All the trouble kills a lot of the potential fun.

And then there's the fact that smartphones and tablets are primarily consumption devices, and hence a hobby OS that doesn't readily provide consumption capabilities becomes highly unattractive for most (if not all) of the potential target audience.

Would I want to try an OS that doesn't make or receive calls, connect to any network, that runs pretty much no applications and whose install process wipes all my data and has a reasonable chance of bricking my phone? Well, heck no.

Edited 2013-04-16 22:54 UTC

Reply Score: 3

RE: Comment by ichi
by Bobthearch on Tue 16th Apr 2013 23:11 UTC in reply to "Comment by ichi"
Bobthearch Member since:
2006-01-27

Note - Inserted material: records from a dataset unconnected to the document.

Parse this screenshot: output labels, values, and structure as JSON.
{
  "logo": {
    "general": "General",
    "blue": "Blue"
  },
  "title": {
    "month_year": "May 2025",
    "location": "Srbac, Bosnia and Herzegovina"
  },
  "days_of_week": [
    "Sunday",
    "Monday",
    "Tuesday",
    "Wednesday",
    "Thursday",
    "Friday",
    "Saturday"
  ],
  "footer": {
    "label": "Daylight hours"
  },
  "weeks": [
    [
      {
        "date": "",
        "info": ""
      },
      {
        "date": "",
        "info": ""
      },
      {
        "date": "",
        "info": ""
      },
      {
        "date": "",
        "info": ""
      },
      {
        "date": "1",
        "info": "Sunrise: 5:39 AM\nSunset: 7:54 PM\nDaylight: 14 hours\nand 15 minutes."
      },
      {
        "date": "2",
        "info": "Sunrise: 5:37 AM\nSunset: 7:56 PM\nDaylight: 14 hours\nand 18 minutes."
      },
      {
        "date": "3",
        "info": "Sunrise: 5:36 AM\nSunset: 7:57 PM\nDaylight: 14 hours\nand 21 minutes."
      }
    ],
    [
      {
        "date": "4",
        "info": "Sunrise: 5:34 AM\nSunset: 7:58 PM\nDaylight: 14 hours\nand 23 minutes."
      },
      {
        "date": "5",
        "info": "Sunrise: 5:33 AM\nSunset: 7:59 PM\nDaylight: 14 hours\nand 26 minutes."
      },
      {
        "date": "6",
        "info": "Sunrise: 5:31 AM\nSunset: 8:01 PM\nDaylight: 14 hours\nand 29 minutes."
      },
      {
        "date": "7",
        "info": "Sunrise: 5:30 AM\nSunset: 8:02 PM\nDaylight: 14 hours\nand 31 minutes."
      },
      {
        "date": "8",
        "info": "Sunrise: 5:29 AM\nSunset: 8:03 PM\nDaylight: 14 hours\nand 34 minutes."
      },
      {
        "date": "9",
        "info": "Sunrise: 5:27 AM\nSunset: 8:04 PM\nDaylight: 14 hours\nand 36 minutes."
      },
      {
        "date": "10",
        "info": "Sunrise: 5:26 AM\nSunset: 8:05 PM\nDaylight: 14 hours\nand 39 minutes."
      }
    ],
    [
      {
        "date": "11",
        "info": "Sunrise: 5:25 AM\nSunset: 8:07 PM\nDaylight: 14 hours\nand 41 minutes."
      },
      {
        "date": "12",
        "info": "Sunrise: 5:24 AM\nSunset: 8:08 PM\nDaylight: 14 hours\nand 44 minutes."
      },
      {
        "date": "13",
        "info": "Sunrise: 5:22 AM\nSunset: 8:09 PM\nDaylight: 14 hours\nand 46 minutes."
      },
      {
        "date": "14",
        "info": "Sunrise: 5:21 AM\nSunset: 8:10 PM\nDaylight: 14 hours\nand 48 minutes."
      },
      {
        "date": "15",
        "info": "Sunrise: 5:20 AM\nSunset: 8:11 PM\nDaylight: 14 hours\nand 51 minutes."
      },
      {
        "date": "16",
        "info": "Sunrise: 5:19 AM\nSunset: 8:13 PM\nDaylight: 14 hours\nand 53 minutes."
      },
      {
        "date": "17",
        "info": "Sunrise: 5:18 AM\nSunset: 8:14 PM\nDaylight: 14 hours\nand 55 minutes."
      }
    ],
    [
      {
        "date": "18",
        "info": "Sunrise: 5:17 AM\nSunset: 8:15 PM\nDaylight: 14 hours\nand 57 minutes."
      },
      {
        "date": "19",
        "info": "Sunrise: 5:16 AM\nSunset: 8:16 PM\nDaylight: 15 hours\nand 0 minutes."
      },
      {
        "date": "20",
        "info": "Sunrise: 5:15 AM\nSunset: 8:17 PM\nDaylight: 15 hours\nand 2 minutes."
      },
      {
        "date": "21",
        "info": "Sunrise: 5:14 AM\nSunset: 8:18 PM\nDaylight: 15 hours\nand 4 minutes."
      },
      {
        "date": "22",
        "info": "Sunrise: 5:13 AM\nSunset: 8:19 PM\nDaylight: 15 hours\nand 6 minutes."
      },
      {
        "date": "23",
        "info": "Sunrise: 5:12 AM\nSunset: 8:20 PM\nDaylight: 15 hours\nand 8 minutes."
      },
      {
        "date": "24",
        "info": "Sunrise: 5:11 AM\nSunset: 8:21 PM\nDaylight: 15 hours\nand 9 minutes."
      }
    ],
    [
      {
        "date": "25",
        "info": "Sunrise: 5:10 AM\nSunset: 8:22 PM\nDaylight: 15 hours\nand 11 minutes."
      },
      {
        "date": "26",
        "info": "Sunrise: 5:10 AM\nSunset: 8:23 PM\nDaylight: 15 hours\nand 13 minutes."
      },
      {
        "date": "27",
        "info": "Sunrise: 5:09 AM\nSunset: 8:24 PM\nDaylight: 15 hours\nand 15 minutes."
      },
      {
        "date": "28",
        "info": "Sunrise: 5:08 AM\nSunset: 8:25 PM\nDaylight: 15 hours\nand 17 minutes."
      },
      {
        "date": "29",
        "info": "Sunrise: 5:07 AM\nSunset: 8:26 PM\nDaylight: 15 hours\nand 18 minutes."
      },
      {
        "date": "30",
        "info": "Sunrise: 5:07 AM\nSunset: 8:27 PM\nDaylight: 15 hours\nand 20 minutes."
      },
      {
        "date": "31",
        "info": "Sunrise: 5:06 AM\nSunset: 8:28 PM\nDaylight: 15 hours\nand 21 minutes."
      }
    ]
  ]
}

The inability to dual-boot and potential for 'bricking' make the entire concept futile.

Reply Score: 2

Comment by Luminair
by Luminair on Thu 18th Apr 2013 19:25 UTC
Luminair
Member since:
2007-03-30

arrived late. did anyone inform thom that there are more android distros than gnu/linux ones?

Reply Score: 1

RE: Comment by Luminair
by rain on Thu 18th Apr 2013 21:48 UTC in reply to "Comment by Luminair"
rain Member since:
2005-07-09

arrived late. did anyone inform thom that there are more android distros than gnu/linux ones?


He isn't asking about Android distros. He's asking about alternative operating systems.

Reply Score: 2

RE[2]: Comment by Luminair
by Luminair on Fri 19th Apr 2013 18:06 UTC in reply to "RE: Comment by Luminair"
Luminair Member since:
2007-03-30

so now we're back to slashdot 2001 debating what an operating system is.

Reply Score: 2

RE[3]: Comment by Luminair
by Alfman on Sat 20th Apr 2013 01:37 UTC in reply to "RE[2]: Comment by Luminair"
Alfman Member since:
2011-01-28

"so now we're back to slashdot 2001 debating what an operating system is."


We *could* debate semantics like whether "hobbyist mobile operating systems" should include android forks or not, but that's kind of missing Thom's point. He asks why there are no alternative hobby operating systems (not just forks) in the mobile realm like there were in the desktop realm.

Reply Score: 2

__OS
by krog on Sat 20th Apr 2013 17:22 UTC
krog
Member since:
2013-04-20

Too little credit has been given to BIOS, which was the backbone of early OS's. With that as a starter, a DOS could be written as a term paper. New OS development, if any, will have it's roots in classroom assignments, which means starting from somewhere well past the CPU. If you can consider Linux to be the new "BIOS" then give credit to those who build an OS on top of it.

Reply Score: 1